Evaluating privacy: determining user privacy expectations on the web.
Pilton, Callum; Faily, Shamal; Henriksen-Bulmer, Jane
Individuals don’t often have privacy expectations. When asked to consider them, privacy realities were frequently perceived not to meet these expectations. Some websites exploit the trust of individuals by selling, sharing, or analysing their data. Without intervention, individuals do not often understand privacy implications, nor do anything to address it. This study has identified that many users do not have privacy expectations. An extension developed for this study improved privacy awareness, privacy behaviour, and created privacy expectations in participants. The extension also demonstrated that privacy-focused behavioural changes occur when individuals consider the implications of privacy policies, and are exposed to the ways in which their data is being used.
PILTON, C., FAILY, S., and HENRIKSEN-BULMER, J. 2021. Evaluating privacy: determining user privacy expectations on the web. Computers and security [online], 105, article 102241. Available from: https://doi.org/10.1016/j.cose.2021.102241
|Journal Article Type||Article|
|Acceptance Date||Feb 18, 2021|
|Online Publication Date||Feb 24, 2021|
|Publication Date||Jun 30, 2021|
|Deposit Date||Sep 3, 2021|
|Publicly Available Date||Sep 3, 2021|
|Journal||Computers and security|
|Peer Reviewed||Peer Reviewed|
PILTON 2021 Evaluating privacy (VOR)
Publisher Licence URL
You might also like
Automation and cyber security risks on the railways: the human factors implications.
Presentation / Conference
Integrated design framework for facilitating systems-theoretic process analysis.
Cybersecurity user requirements analysis: the ECHO approach.

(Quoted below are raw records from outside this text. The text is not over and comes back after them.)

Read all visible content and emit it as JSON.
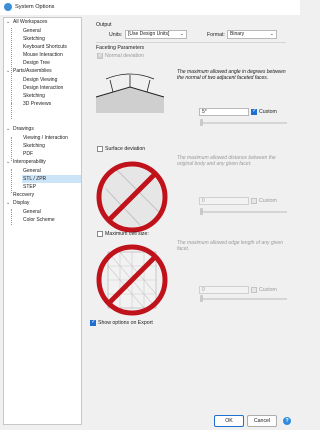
{
  "window": {
    "title": "System Options"
  },
  "tree": {
    "workspaces": "All Workspaces",
    "general": "General",
    "sketching": "Sketching",
    "keyboard": "Keyboard Shortcuts",
    "mouse": "Mouse Interaction",
    "design_tree": "Design Tree",
    "parts": "Parts/Assemblies",
    "design_viewing": "Design Viewing",
    "design_interaction": "Design Interaction",
    "parts_sketching": "Sketching",
    "previews": "3D Previews",
    "drawings": "Drawings",
    "viewing_interaction": "Viewing / Interaction",
    "drawings_sketching": "Sketching",
    "pdf": "PDF",
    "interop": "Interoperability",
    "interop_general": "General",
    "stl": "STL / ZPR",
    "step": "STEP",
    "recovery": "Recovery",
    "display": "Display",
    "display_general": "General",
    "color_scheme": "Color Scheme"
  },
  "output": {
    "section": "Output",
    "units_label": "Units:",
    "units_value": "[Use Design Units]",
    "format_label": "Format:",
    "format_value": "Binary"
  },
  "faceting": {
    "section": "Faceting Parameters",
    "normal_deviation": "Normal deviation",
    "normal_desc": "The maximum allowed angle in degrees between the normal of two adjacent faceted faces.",
    "normal_value": "5°",
    "custom": "Custom",
    "surface_deviation": "Surface deviation",
    "surface_desc": "The maximum allowed distance between the original body and any given facet.",
    "surface_value": "0",
    "max_cell": "Maximum cell size:",
    "cell_desc": "The maximum allowed edge length of any given facet.",
    "cell_value": "0"
  },
  "show_options": "Show options on Export",
  "buttons": {
    "ok": "OK",
    "cancel": "Cancel",
    "help": "?"
  },
  "colors": {
    "accent": "#1f6fd1",
    "no_symbol": "#c0121b",
    "selected": "#cce4f7"
  }
}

Use-case informed task analysis for secure and usable design solutions in rail.
Visualising personas as goal models to find security tensions.